● **EXERCISE INSTRUCTIONS**:
Each line of data below is to be returned exactly, leaving out any picture.

Data records for software interfaces:
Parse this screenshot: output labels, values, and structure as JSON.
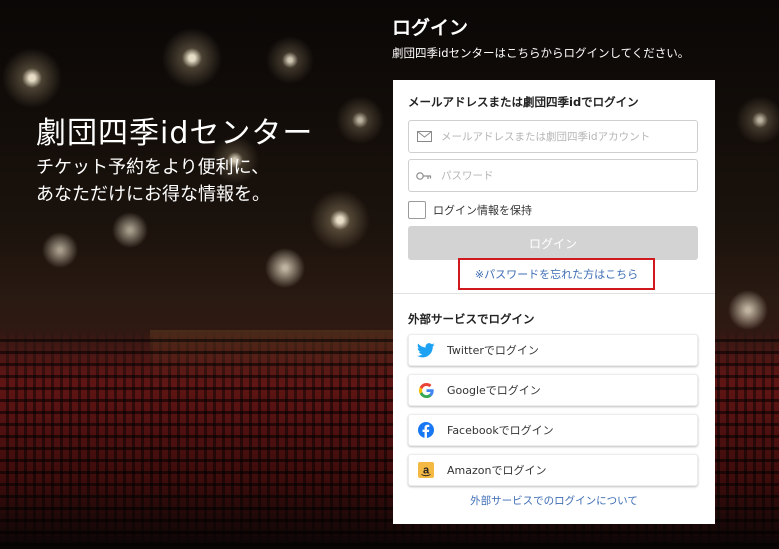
{
  "hero": {
    "title": "劇団四季idセンター",
    "subtitle_line1": "チケット予約をより便利に、",
    "subtitle_line2": "あなただけにお得な情報を。"
  },
  "login": {
    "heading": "ログイン",
    "description": "劇団四季idセンターはこちらからログインしてください。",
    "section_title": "メールアドレスまたは劇団四季idでログイン",
    "email_placeholder": "メールアドレスまたは劇団四季idアカウント",
    "password_placeholder": "パスワード",
    "remember_label": "ログイン情報を保持",
    "submit_label": "ログイン",
    "forgot_link": "※パスワードを忘れた方はこちら"
  },
  "external": {
    "section_title": "外部サービスでログイン",
    "buttons": [
      {
        "label": "Twitterでログイン",
        "icon": "twitter-icon"
      },
      {
        "label": "Googleでログイン",
        "icon": "google-icon"
      },
      {
        "label": "Facebookでログイン",
        "icon": "facebook-icon"
      },
      {
        "label": "Amazonでログイン",
        "icon": "amazon-icon"
      }
    ],
    "about_link": "外部サービスでのログインについて"
  },
  "colors": {
    "link": "#3d6db4",
    "highlight_box": "#d0191e",
    "disabled_button": "#d3d3d3",
    "twitter": "#1da1f2",
    "facebook": "#1877f2"
  }
}
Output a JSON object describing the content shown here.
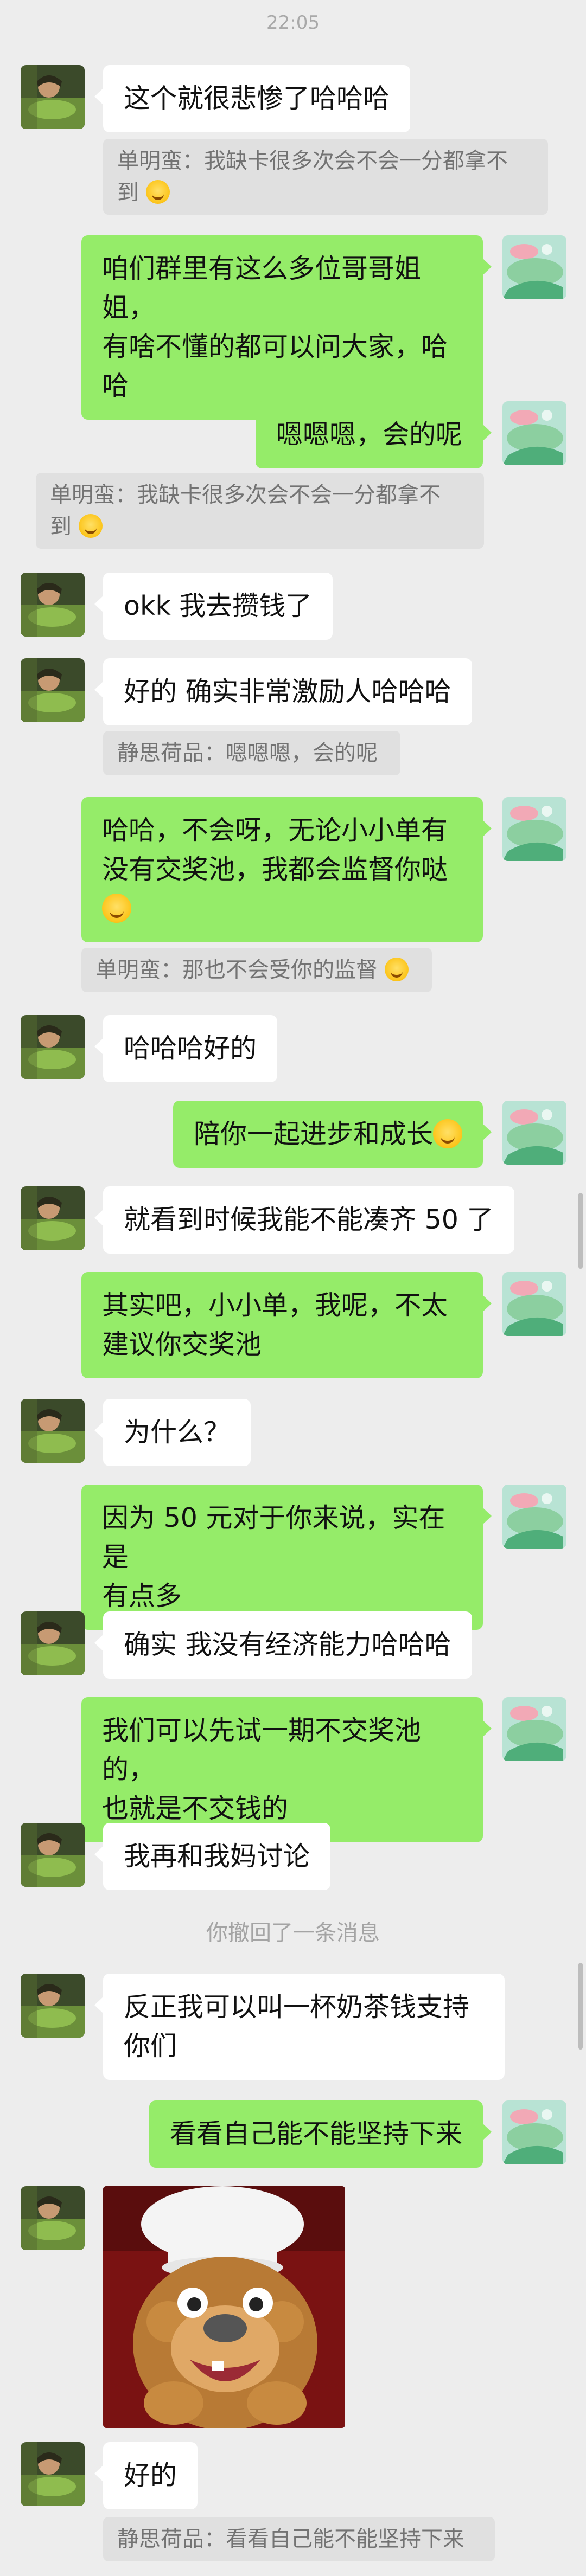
{
  "time": "22:05",
  "messages": {
    "m1": "这个就很悲惨了哈哈哈",
    "q1_name": "单明蛮：",
    "q1_text_a": "我缺卡很多次会不会一分都拿不",
    "q1_text_b": "到",
    "m2_a": "咱们群里有这么多位哥哥姐姐，",
    "m2_b": "有啥不懂的都可以问大家，",
    "m2_b2": "哈",
    "m2_c": "哈",
    "m3": "嗯嗯嗯，会的呢",
    "q2_name": "单明蛮：",
    "q2_text_a": "我缺卡很多次会不会一分都拿不",
    "q2_text_b": "到",
    "m4": "okk 我去攒钱了",
    "m5": "好的 确实非常激励人哈哈哈",
    "q3": "静思荷品：嗯嗯嗯，会的呢",
    "m6_a": "哈哈，不会呀，无论小小单有",
    "m6_b": "没有交奖池，我都会监督你哒",
    "q4": "单明蛮：那也不会受你的监督",
    "m7": "哈哈哈好的",
    "m8": "陪你一起进步和成长",
    "m9": "就看到时候我能不能凑齐 50 了",
    "m10_a": "其实吧，小小单，我呢，不太",
    "m10_b": "建议你交奖池",
    "m11": "为什么？",
    "m12_a": "因为 50 元对于你来说，实在是",
    "m12_b": "有点多",
    "m13": "确实 我没有经济能力哈哈哈",
    "m14_a": "我们可以先试一期不交奖池的，",
    "m14_b": "也就是不交钱的",
    "m15": "我再和我妈讨论",
    "sys1": "你撤回了一条消息",
    "m16_a": "反正我可以叫一杯奶茶钱支持",
    "m16_b": "你们",
    "m17": "看看自己能不能坚持下来",
    "m18": "好的",
    "q5": "静思荷品：看看自己能不能坚持下来"
  },
  "colors": {
    "background": "#ededed",
    "incoming_bubble": "#ffffff",
    "outgoing_bubble": "#95ec69",
    "quote_bg": "#e0e0e0"
  }
}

● **REPLY**:
Parse this screenshot: output labels, values, and structure as JSON.
{
  "hero": {
    "title": "劇団四季idセンター",
    "subtitle_line1": "チケット予約をより便利に、",
    "subtitle_line2": "あなただけにお得な情報を。"
  },
  "login": {
    "heading": "ログイン",
    "description": "劇団四季idセンターはこちらからログインしてください。",
    "section_title": "メールアドレスまたは劇団四季idでログイン",
    "email_placeholder": "メールアドレスまたは劇団四季idアカウント",
    "password_placeholder": "パスワード",
    "remember_label": "ログイン情報を保持",
    "submit_label": "ログイン",
    "forgot_link": "※パスワードを忘れた方はこちら"
  },
  "external": {
    "section_title": "外部サービスでログイン",
    "buttons": [
      {
        "label": "Twitterでログイン",
        "icon": "twitter-icon"
      },
      {
        "label": "Googleでログイン",
        "icon": "google-icon"
      },
      {
        "label": "Facebookでログイン",
        "icon": "facebook-icon"
      },
      {
        "label": "Amazonでログイン",
        "icon": "amazon-icon"
      }
    ],
    "about_link": "外部サービスでのログインについて"
  },
  "colors": {
    "link": "#3d6db4",
    "highlight_box": "#d0191e",
    "disabled_button": "#d3d3d3",
    "twitter": "#1da1f2",
    "facebook": "#1877f2"
  }
}
Output a JSON object describing the content shown here.
{
  "time": "22:05",
  "messages": {
    "m1": "这个就很悲惨了哈哈哈",
    "q1_name": "单明蛮：",
    "q1_text_a": "我缺卡很多次会不会一分都拿不",
    "q1_text_b": "到",
    "m2_a": "咱们群里有这么多位哥哥姐姐，",
    "m2_b": "有啥不懂的都可以问大家，",
    "m2_b2": "哈",
    "m2_c": "哈",
    "m3": "嗯嗯嗯，会的呢",
    "q2_name": "单明蛮：",
    "q2_text_a": "我缺卡很多次会不会一分都拿不",
    "q2_text_b": "到",
    "m4": "okk 我去攒钱了",
    "m5": "好的 确实非常激励人哈哈哈",
    "q3": "静思荷品：嗯嗯嗯，会的呢",
    "m6_a": "哈哈，不会呀，无论小小单有",
    "m6_b": "没有交奖池，我都会监督你哒",
    "q4": "单明蛮：那也不会受你的监督",
    "m7": "哈哈哈好的",
    "m8": "陪你一起进步和成长",
    "m9": "就看到时候我能不能凑齐 50 了",
    "m10_a": "其实吧，小小单，我呢，不太",
    "m10_b": "建议你交奖池",
    "m11": "为什么？",
    "m12_a": "因为 50 元对于你来说，实在是",
    "m12_b": "有点多",
    "m13": "确实 我没有经济能力哈哈哈",
    "m14_a": "我们可以先试一期不交奖池的，",
    "m14_b": "也就是不交钱的",
    "m15": "我再和我妈讨论",
    "sys1": "你撤回了一条消息",
    "m16_a": "反正我可以叫一杯奶茶钱支持",
    "m16_b": "你们",
    "m17": "看看自己能不能坚持下来",
    "m18": "好的",
    "q5": "静思荷品：看看自己能不能坚持下来"
  },
  "colors": {
    "background": "#ededed",
    "incoming_bubble": "#ffffff",
    "outgoing_bubble": "#95ec69",
    "quote_bg": "#e0e0e0"
  }
}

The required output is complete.